Concordia University’s Centre for oral History and Digital Storytelling (COHDS) and the Association des Parents et Amis des Victimes du genocide des Tutsis au Rwanda (Page-Rwanda), representing survivors of the 1994 Rwandan genocide now living in Montréal, are in the process of building an online life stories platform for interviews with 31 survivors. Too often, sharing authority begins and ends with the interview or the field work. We need to consider how to collaborate with originating communities in the development of new tools and platform. The resulting « living archives» will enable people to engage with personal story in new and creative ways. When completed, the platform will offer us different entry-points into the audio-video recordings including a map-interface, the ability to enter the recordings via transcripts as well as an annotation tool that will allow visitors to engage directly with the audio-video content.


The Centre for Oral History and Digital Storytelling (COHDS), a major research unit of Concordia University, has more than 160 affiliated faculty, graduate students, artists, educators, partner organizations, and community members (including 24 Concordia faculty, 23 faculty from other universities, and 54 graduate students). This diverse community of practice is grounded within oral history, an interdisciplinary field that at its most basic seeks to understand the past through the remembered experiences of those who lived it. The centre comprises a substantial complex of collaborative work spaces, labs, meeting rooms, an interview studio, and interview archive. This research infrastructure has enabled COHDS to take on large-scale projects and to support numerous smaller ones. Established in 2006, COHDS has quickly established itself as one of the leading centres of oral history research and creation in the world.


Montréal’s Rwandan community comes together each April to commemorate the hundreds of thousands of Tutsi who were murdered during the 1994 genocide. It is therefore a month of mourning and of intense emotions. For nearly fifteen years, PAGE RWANDA, formed by the parents and friends of the victims of the genocide now living in Montréal, has organized a commemorative walk to the Sailors’ Memorial Tower on the St. Lawrence River in the Old Port. Formed in the immediate aftermath of the 1994 genocide of Rwandan Tutsi, PAGE RWANDA organizes the annual commemoration and has undertaken extensive educational and memory work as well as research either in partnership with universities or on its own.


  • Steven High
  • Callixte Kabayiza
  • Sebastien Caquard
  • Jean-Paul Nylinkwaya
  • Bernadette Kayrangwa
  • Lisa Ndejuru
  • Chrysanthe Kaysire
  • Monique Mukamo
  • Jacques Rwirangira
  • Emmanuel Habimana
  • Marie Lavorel
  • Antonia Hernandez
  • Emory Shaw
  • Rodolphe Gonzales
  • José Alavez
  • Amoz Ayes
  • Sabine Bergler
  • Lu Xiao

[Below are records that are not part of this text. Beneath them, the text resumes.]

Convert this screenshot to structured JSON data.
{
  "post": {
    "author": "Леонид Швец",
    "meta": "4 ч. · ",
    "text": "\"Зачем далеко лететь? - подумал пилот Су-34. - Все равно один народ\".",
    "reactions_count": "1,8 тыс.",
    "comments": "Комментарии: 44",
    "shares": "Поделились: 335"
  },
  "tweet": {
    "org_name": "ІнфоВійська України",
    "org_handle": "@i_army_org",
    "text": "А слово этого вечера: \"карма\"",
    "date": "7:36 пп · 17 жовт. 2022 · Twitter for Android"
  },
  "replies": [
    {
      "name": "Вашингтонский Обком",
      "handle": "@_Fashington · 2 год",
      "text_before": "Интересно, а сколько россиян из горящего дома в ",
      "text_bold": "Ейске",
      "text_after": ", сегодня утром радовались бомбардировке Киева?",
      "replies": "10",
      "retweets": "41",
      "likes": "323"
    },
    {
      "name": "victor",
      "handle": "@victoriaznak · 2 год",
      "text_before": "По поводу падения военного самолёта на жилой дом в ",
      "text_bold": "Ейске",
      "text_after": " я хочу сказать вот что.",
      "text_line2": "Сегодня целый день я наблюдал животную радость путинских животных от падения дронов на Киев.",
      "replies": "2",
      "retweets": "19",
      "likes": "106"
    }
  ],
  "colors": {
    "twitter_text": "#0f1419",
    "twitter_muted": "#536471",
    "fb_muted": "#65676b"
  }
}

This project would not be possible without the financial support of the Social Sciences and Humanities Research Council, Concordia University, the Canada Research Chairs Programme and the support of the Centre for Oral History and Digital Storytelling. We would especially like to thank all of the individuals we had the pleasure of interviewing and working throughout this process.